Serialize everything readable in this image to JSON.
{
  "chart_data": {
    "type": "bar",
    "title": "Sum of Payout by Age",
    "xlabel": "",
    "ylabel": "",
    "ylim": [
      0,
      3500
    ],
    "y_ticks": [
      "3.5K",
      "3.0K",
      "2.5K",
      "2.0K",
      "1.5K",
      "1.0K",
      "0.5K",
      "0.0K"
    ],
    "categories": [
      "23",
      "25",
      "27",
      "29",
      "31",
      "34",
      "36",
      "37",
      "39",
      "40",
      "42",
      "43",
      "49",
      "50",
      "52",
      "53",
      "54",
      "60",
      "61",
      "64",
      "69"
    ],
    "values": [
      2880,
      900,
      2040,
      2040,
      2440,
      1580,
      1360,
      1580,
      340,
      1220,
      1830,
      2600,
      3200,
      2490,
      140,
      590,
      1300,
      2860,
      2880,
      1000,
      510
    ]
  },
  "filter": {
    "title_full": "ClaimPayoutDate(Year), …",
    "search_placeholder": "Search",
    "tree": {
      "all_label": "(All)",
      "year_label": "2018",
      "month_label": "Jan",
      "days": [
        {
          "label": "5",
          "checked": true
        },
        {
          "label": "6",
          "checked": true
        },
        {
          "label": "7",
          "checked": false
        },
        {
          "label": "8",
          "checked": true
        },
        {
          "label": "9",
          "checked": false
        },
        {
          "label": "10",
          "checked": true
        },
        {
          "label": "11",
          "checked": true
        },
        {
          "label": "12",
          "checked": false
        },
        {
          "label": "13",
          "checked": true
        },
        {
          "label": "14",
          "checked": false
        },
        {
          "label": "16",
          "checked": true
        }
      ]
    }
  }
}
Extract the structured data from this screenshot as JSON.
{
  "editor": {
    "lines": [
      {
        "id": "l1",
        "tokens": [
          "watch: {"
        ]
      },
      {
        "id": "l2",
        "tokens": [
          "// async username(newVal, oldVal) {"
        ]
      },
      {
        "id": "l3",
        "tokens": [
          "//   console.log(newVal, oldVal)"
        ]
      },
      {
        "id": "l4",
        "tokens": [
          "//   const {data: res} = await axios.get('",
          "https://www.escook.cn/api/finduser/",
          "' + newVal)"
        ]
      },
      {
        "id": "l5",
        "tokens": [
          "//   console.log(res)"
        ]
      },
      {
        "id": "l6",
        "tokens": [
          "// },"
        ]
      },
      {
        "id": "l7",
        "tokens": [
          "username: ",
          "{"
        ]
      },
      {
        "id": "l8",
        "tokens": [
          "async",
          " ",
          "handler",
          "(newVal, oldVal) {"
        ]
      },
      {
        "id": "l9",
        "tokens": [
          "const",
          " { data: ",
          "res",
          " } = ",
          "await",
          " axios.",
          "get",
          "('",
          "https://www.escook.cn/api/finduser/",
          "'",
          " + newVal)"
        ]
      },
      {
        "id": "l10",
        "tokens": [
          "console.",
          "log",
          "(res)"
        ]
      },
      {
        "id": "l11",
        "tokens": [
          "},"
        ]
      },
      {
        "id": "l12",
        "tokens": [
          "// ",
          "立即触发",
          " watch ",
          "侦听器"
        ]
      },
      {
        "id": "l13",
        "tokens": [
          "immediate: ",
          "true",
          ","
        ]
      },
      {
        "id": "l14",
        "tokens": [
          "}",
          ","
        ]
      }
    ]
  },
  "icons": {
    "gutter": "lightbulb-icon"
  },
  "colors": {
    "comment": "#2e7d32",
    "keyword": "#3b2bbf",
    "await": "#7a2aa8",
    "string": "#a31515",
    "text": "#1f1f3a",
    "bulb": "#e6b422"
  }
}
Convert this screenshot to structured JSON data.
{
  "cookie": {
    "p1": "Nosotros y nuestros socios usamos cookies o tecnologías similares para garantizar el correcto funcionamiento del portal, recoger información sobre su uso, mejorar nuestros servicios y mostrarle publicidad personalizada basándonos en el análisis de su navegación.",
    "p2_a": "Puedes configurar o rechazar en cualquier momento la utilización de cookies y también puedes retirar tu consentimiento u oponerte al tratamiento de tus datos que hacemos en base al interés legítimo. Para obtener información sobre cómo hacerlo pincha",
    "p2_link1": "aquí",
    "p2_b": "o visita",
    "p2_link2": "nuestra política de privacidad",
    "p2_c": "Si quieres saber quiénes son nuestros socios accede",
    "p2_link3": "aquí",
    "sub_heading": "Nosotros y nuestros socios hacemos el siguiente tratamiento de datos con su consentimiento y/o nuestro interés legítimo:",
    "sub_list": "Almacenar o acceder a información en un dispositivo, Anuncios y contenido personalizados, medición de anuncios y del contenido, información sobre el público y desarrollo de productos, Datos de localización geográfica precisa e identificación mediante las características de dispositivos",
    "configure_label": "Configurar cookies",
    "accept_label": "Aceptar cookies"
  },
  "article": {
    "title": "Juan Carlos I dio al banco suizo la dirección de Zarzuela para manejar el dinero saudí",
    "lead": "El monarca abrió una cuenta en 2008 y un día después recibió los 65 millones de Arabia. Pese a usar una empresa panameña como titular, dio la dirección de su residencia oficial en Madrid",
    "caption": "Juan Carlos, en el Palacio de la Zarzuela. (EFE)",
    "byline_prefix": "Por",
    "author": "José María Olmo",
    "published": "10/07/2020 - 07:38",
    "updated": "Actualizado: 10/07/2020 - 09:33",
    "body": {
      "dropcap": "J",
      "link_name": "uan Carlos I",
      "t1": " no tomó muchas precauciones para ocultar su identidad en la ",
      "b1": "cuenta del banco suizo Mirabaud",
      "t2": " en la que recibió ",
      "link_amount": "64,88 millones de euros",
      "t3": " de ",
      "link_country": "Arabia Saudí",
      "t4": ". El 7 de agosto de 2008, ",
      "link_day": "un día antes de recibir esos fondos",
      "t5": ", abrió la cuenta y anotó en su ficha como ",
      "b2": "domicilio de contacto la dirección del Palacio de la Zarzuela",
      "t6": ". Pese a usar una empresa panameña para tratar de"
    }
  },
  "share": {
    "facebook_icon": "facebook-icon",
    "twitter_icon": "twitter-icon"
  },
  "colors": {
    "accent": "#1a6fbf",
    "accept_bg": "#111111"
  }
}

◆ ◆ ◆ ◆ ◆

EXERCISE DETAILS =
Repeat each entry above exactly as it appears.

EXERCISE RESULT =
Serialize everything readable in this image to JSON.
{
  "chart_data": {
    "type": "bar",
    "title": "Sum of Payout by Age",
    "xlabel": "",
    "ylabel": "",
    "ylim": [
      0,
      3500
    ],
    "y_ticks": [
      "3.5K",
      "3.0K",
      "2.5K",
      "2.0K",
      "1.5K",
      "1.0K",
      "0.5K",
      "0.0K"
    ],
    "categories": [
      "23",
      "25",
      "27",
      "29",
      "31",
      "34",
      "36",
      "37",
      "39",
      "40",
      "42",
      "43",
      "49",
      "50",
      "52",
      "53",
      "54",
      "60",
      "61",
      "64",
      "69"
    ],
    "values": [
      2880,
      900,
      2040,
      2040,
      2440,
      1580,
      1360,
      1580,
      340,
      1220,
      1830,
      2600,
      3200,
      2490,
      140,
      590,
      1300,
      2860,
      2880,
      1000,
      510
    ]
  },
  "filter": {
    "title_full": "ClaimPayoutDate(Year), …",
    "search_placeholder": "Search",
    "tree": {
      "all_label": "(All)",
      "year_label": "2018",
      "month_label": "Jan",
      "days": [
        {
          "label": "5",
          "checked": true
        },
        {
          "label": "6",
          "checked": true
        },
        {
          "label": "7",
          "checked": false
        },
        {
          "label": "8",
          "checked": true
        },
        {
          "label": "9",
          "checked": false
        },
        {
          "label": "10",
          "checked": true
        },
        {
          "label": "11",
          "checked": true
        },
        {
          "label": "12",
          "checked": false
        },
        {
          "label": "13",
          "checked": true
        },
        {
          "label": "14",
          "checked": false
        },
        {
          "label": "16",
          "checked": true
        }
      ]
    }
  }
}
Extract the structured data from this screenshot as JSON.
{
  "editor": {
    "lines": [
      {
        "id": "l1",
        "tokens": [
          "watch: {"
        ]
      },
      {
        "id": "l2",
        "tokens": [
          "// async username(newVal, oldVal) {"
        ]
      },
      {
        "id": "l3",
        "tokens": [
          "//   console.log(newVal, oldVal)"
        ]
      },
      {
        "id": "l4",
        "tokens": [
          "//   const {data: res} = await axios.get('",
          "https://www.escook.cn/api/finduser/",
          "' + newVal)"
        ]
      },
      {
        "id": "l5",
        "tokens": [
          "//   console.log(res)"
        ]
      },
      {
        "id": "l6",
        "tokens": [
          "// },"
        ]
      },
      {
        "id": "l7",
        "tokens": [
          "username: ",
          "{"
        ]
      },
      {
        "id": "l8",
        "tokens": [
          "async",
          " ",
          "handler",
          "(newVal, oldVal) {"
        ]
      },
      {
        "id": "l9",
        "tokens": [
          "const",
          " { data: ",
          "res",
          " } = ",
          "await",
          " axios.",
          "get",
          "('",
          "https://www.escook.cn/api/finduser/",
          "'",
          " + newVal)"
        ]
      },
      {
        "id": "l10",
        "tokens": [
          "console.",
          "log",
          "(res)"
        ]
      },
      {
        "id": "l11",
        "tokens": [
          "},"
        ]
      },
      {
        "id": "l12",
        "tokens": [
          "// ",
          "立即触发",
          " watch ",
          "侦听器"
        ]
      },
      {
        "id": "l13",
        "tokens": [
          "immediate: ",
          "true",
          ","
        ]
      },
      {
        "id": "l14",
        "tokens": [
          "}",
          ","
        ]
      }
    ]
  },
  "icons": {
    "gutter": "lightbulb-icon"
  },
  "colors": {
    "comment": "#2e7d32",
    "keyword": "#3b2bbf",
    "await": "#7a2aa8",
    "string": "#a31515",
    "text": "#1f1f3a",
    "bulb": "#e6b422"
  }
}
Convert this screenshot to structured JSON data.
{
  "cookie": {
    "p1": "Nosotros y nuestros socios usamos cookies o tecnologías similares para garantizar el correcto funcionamiento del portal, recoger información sobre su uso, mejorar nuestros servicios y mostrarle publicidad personalizada basándonos en el análisis de su navegación.",
    "p2_a": "Puedes configurar o rechazar en cualquier momento la utilización de cookies y también puedes retirar tu consentimiento u oponerte al tratamiento de tus datos que hacemos en base al interés legítimo. Para obtener información sobre cómo hacerlo pincha",
    "p2_link1": "aquí",
    "p2_b": "o visita",
    "p2_link2": "nuestra política de privacidad",
    "p2_c": "Si quieres saber quiénes son nuestros socios accede",
    "p2_link3": "aquí",
    "sub_heading": "Nosotros y nuestros socios hacemos el siguiente tratamiento de datos con su consentimiento y/o nuestro interés legítimo:",
    "sub_list": "Almacenar o acceder a información en un dispositivo, Anuncios y contenido personalizados, medición de anuncios y del contenido, información sobre el público y desarrollo de productos, Datos de localización geográfica precisa e identificación mediante las características de dispositivos",
    "configure_label": "Configurar cookies",
    "accept_label": "Aceptar cookies"
  },
  "article": {
    "title": "Juan Carlos I dio al banco suizo la dirección de Zarzuela para manejar el dinero saudí",
    "lead": "El monarca abrió una cuenta en 2008 y un día después recibió los 65 millones de Arabia. Pese a usar una empresa panameña como titular, dio la dirección de su residencia oficial en Madrid",
    "caption": "Juan Carlos, en el Palacio de la Zarzuela. (EFE)",
    "byline_prefix": "Por",
    "author": "José María Olmo",
    "published": "10/07/2020 - 07:38",
    "updated": "Actualizado: 10/07/2020 - 09:33",
    "body": {
      "dropcap": "J",
      "link_name": "uan Carlos I",
      "t1": " no tomó muchas precauciones para ocultar su identidad en la ",
      "b1": "cuenta del banco suizo Mirabaud",
      "t2": " en la que recibió ",
      "link_amount": "64,88 millones de euros",
      "t3": " de ",
      "link_country": "Arabia Saudí",
      "t4": ". El 7 de agosto de 2008, ",
      "link_day": "un día antes de recibir esos fondos",
      "t5": ", abrió la cuenta y anotó en su ficha como ",
      "b2": "domicilio de contacto la dirección del Palacio de la Zarzuela",
      "t6": ". Pese a usar una empresa panameña para tratar de"
    }
  },
  "share": {
    "facebook_icon": "facebook-icon",
    "twitter_icon": "twitter-icon"
  },
  "colors": {
    "accent": "#1a6fbf",
    "accept_bg": "#111111"
  }
}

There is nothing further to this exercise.